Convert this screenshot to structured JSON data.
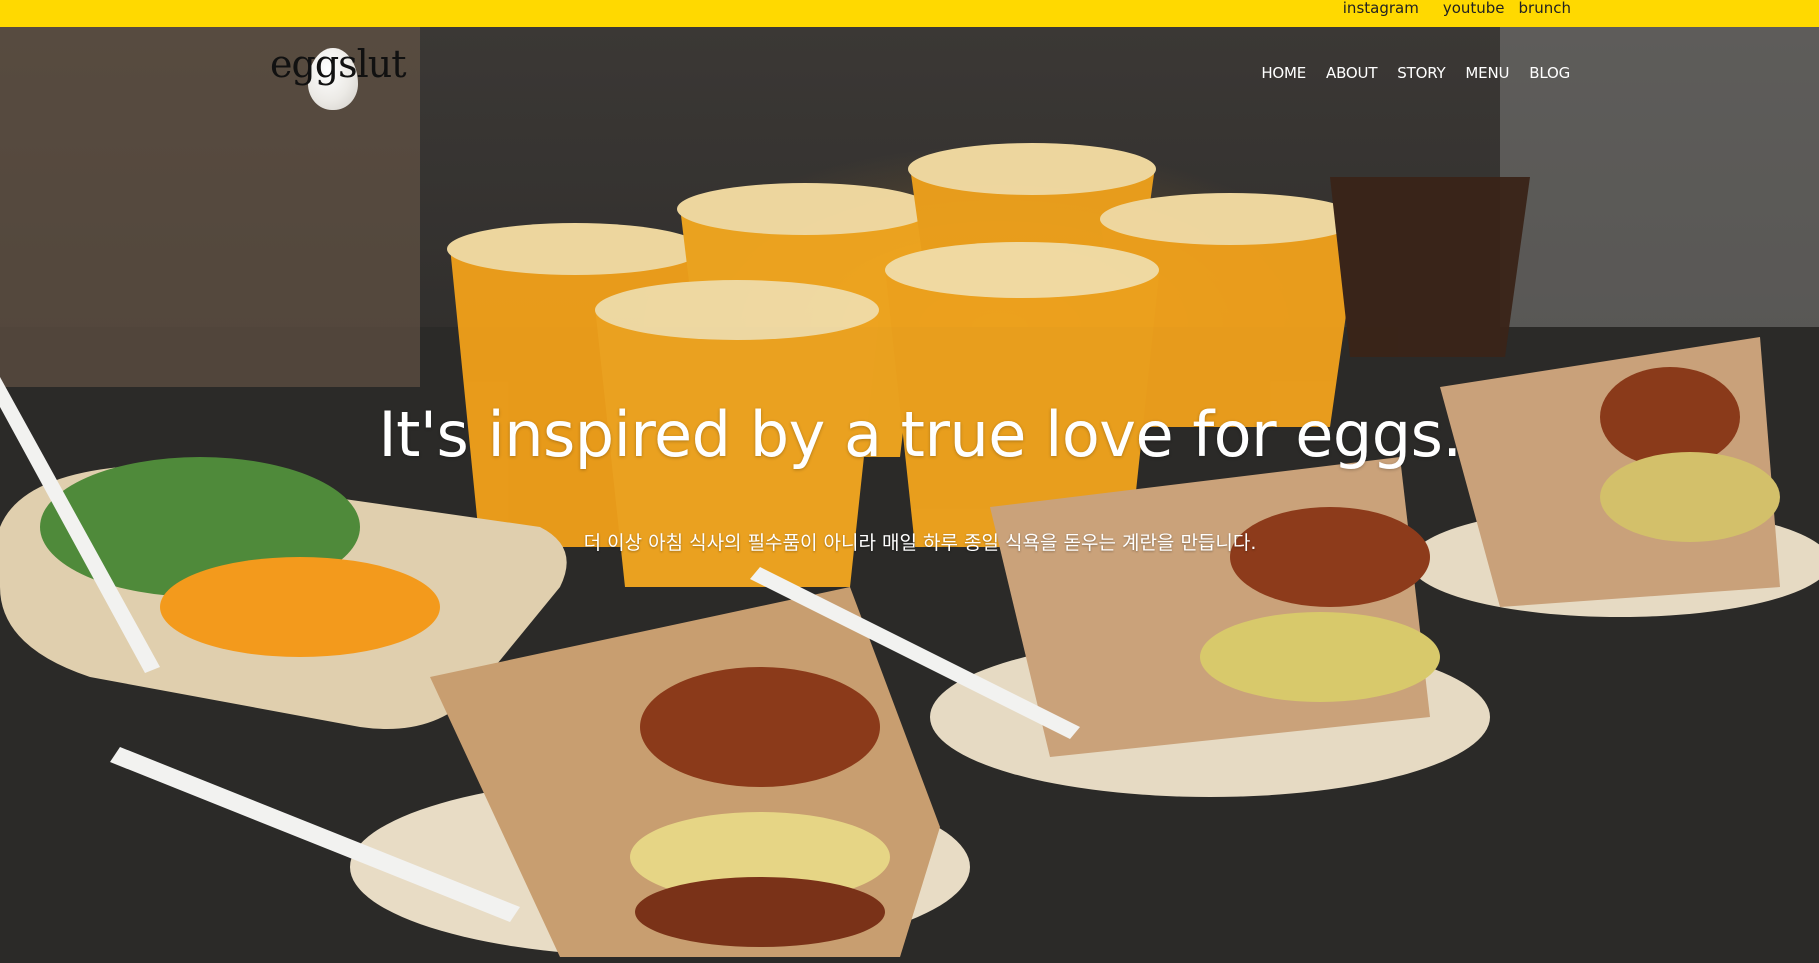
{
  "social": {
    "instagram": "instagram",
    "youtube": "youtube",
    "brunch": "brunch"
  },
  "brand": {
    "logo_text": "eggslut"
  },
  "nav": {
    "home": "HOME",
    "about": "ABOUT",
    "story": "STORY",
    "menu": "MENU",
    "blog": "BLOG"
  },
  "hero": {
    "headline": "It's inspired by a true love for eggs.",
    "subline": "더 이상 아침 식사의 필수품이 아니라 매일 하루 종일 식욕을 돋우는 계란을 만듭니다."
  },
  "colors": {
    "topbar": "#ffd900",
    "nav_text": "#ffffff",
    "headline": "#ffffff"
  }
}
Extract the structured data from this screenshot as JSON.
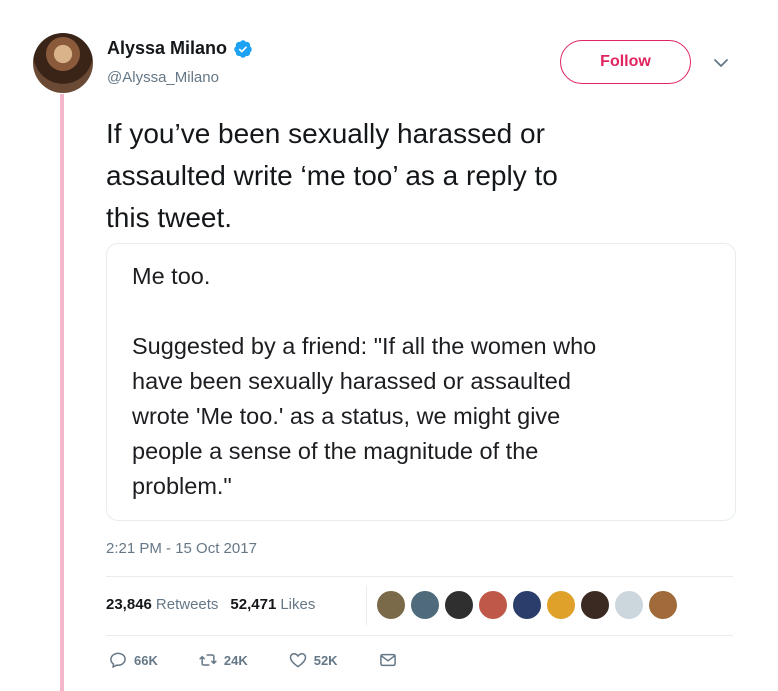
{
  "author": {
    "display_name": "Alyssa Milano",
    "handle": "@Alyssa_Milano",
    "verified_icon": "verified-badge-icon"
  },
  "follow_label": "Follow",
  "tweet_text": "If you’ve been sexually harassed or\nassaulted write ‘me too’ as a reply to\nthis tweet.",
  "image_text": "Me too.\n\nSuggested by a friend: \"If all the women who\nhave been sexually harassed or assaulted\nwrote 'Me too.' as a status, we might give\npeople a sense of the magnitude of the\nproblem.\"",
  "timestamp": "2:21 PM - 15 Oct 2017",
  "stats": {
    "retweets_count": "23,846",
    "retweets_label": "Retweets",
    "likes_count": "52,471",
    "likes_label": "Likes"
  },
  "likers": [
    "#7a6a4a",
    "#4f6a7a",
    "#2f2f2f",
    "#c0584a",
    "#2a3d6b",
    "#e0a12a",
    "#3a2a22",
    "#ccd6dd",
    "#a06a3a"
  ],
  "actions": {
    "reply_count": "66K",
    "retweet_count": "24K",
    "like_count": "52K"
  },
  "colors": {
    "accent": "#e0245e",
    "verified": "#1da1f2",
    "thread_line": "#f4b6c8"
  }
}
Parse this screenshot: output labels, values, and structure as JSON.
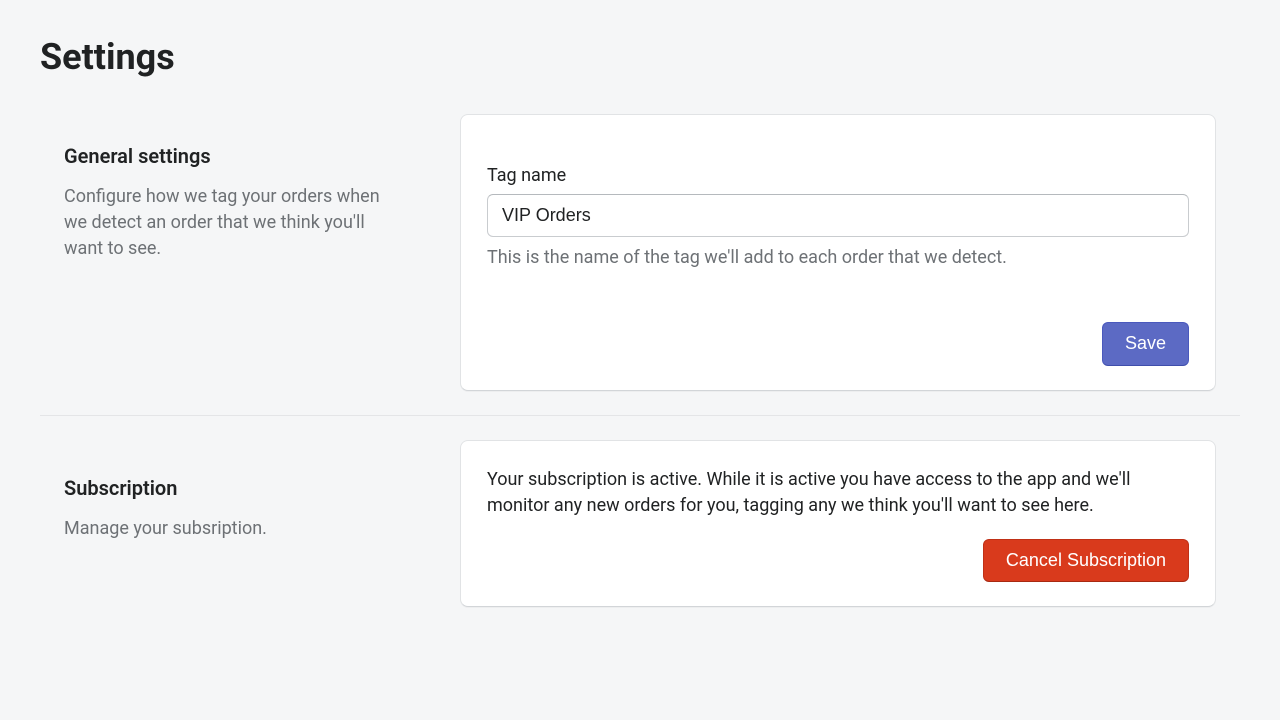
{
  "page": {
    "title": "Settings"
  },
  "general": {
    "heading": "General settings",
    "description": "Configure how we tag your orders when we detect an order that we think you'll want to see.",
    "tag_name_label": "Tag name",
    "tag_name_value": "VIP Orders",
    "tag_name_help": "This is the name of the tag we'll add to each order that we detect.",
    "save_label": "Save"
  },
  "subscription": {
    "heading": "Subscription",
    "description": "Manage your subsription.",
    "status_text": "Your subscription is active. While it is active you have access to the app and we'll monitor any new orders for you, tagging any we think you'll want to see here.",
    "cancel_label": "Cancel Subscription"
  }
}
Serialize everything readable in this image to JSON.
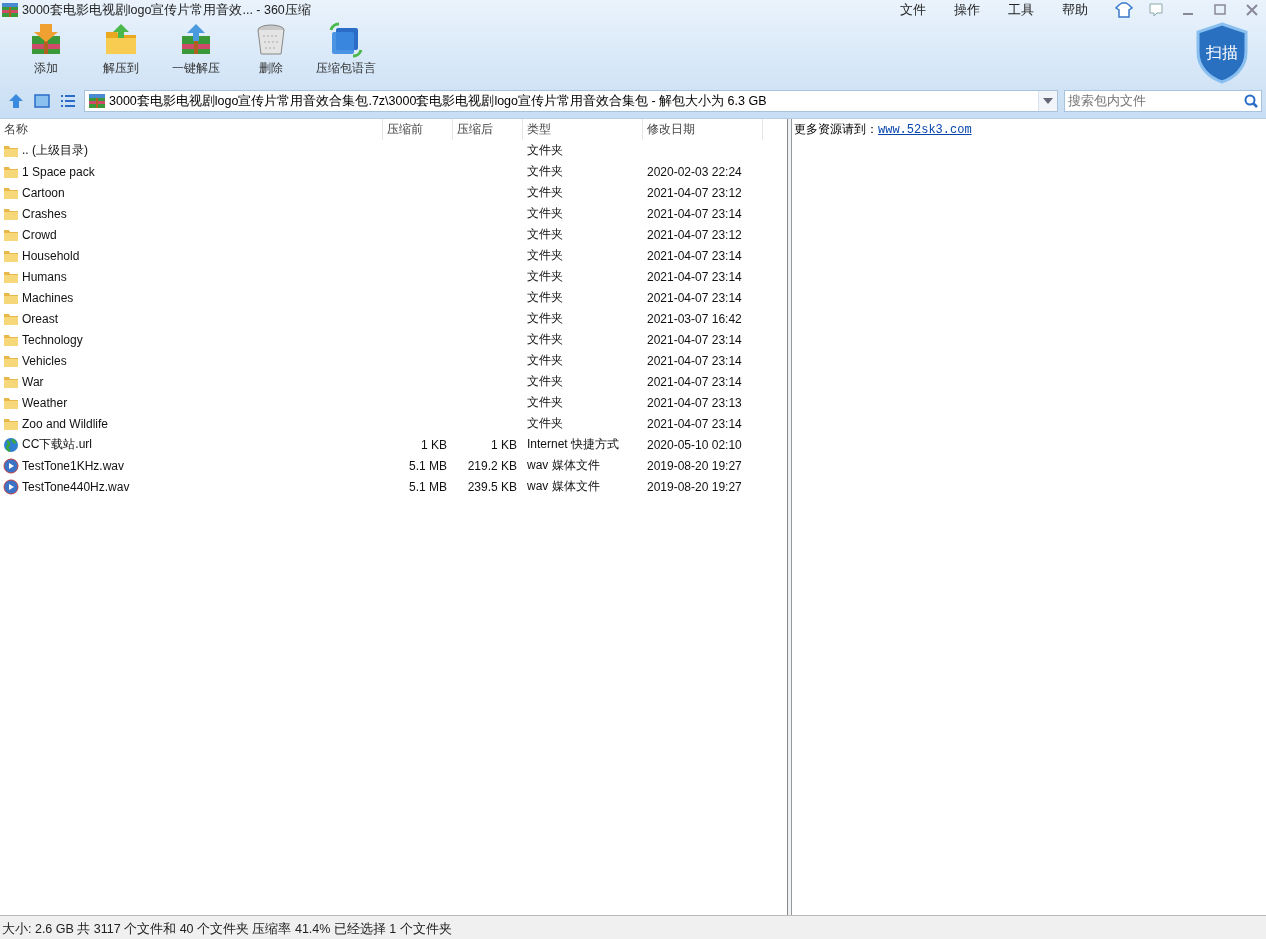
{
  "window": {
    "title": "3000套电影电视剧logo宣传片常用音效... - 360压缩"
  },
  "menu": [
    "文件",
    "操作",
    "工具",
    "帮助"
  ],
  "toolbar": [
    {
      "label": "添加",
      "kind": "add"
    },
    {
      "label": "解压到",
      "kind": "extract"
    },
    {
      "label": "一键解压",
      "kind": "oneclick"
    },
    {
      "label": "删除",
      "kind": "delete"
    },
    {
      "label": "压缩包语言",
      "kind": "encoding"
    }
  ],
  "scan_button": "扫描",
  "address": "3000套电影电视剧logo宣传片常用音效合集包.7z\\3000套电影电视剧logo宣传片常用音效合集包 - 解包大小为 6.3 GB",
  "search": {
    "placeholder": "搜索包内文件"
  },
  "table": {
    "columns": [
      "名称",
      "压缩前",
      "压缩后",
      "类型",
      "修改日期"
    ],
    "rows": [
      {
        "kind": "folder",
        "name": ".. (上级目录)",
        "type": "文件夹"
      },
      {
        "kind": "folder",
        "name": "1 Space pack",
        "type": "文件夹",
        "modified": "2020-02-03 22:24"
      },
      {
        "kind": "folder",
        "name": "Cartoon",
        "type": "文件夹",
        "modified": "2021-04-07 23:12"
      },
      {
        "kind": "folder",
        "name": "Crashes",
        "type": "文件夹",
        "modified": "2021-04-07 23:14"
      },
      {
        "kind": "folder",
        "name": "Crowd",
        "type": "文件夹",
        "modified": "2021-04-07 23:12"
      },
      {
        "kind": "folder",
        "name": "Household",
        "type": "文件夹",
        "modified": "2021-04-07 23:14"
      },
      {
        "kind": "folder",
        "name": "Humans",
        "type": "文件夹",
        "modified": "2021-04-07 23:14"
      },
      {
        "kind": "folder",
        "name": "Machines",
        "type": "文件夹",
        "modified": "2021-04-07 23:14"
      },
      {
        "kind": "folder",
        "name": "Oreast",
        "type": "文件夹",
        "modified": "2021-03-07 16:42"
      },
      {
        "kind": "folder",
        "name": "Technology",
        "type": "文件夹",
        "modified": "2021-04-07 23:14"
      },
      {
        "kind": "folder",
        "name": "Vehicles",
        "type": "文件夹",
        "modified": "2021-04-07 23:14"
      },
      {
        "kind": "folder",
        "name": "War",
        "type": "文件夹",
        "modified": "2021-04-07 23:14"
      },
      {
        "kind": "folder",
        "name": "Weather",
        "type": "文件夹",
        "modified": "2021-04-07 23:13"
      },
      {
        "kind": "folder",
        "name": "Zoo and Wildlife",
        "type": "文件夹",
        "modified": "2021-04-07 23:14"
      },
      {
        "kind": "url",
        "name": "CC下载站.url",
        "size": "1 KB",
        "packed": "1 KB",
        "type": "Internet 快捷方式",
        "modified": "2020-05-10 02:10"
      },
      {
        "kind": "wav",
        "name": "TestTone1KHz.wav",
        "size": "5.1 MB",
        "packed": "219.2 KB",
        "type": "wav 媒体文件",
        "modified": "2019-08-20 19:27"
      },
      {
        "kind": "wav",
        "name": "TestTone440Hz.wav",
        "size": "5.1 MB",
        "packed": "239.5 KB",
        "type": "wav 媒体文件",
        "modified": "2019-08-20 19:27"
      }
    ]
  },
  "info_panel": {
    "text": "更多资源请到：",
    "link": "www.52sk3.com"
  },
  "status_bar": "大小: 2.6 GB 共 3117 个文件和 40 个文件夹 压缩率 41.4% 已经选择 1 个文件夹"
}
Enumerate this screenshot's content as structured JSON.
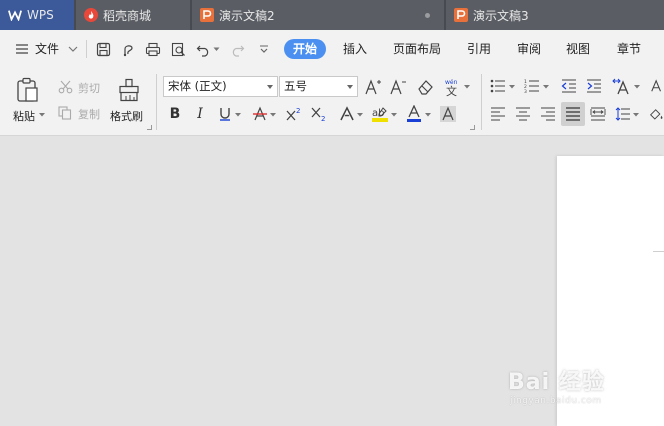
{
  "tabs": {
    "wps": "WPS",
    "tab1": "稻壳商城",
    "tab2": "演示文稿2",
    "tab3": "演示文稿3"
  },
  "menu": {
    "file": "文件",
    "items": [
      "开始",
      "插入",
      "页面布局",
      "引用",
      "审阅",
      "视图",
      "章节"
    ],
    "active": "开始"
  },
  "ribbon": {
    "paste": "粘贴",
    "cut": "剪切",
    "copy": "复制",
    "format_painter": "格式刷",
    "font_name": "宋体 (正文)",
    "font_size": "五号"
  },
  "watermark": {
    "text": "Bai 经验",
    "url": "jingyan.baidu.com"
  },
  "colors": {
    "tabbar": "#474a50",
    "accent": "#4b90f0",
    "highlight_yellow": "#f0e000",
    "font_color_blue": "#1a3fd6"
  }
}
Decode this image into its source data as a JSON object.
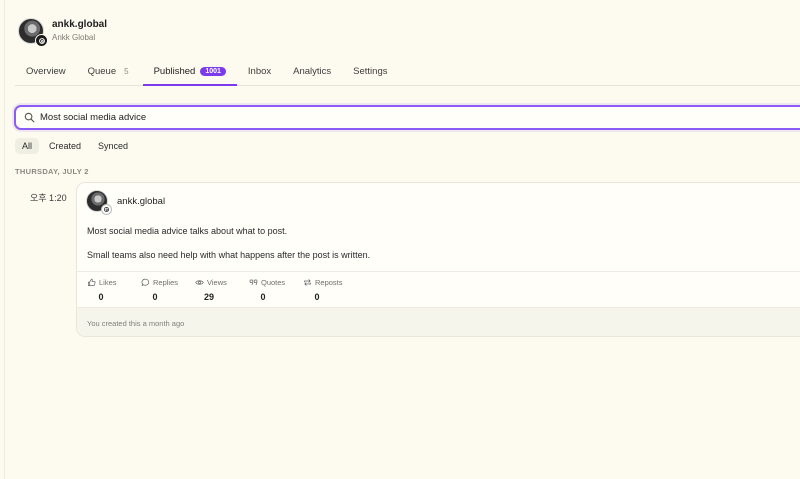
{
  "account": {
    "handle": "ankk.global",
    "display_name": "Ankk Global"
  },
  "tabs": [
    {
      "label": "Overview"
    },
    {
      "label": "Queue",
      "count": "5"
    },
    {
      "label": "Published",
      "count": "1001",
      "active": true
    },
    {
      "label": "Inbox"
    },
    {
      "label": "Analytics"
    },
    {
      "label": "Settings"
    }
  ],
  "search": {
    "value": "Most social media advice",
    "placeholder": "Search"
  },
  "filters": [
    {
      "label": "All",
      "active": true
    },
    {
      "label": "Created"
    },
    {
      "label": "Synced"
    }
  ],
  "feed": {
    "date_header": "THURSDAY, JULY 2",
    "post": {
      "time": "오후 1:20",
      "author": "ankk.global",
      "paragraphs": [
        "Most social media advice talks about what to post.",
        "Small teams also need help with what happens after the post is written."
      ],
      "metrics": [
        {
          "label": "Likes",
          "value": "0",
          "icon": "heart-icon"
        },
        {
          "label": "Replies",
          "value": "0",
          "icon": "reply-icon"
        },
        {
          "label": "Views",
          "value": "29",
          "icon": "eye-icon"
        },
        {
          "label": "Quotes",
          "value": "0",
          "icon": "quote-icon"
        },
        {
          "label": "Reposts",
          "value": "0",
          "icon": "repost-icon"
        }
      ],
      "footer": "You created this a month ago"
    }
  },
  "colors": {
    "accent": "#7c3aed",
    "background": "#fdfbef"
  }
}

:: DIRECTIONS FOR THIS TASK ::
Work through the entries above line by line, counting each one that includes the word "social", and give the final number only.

:: RESULT ::
3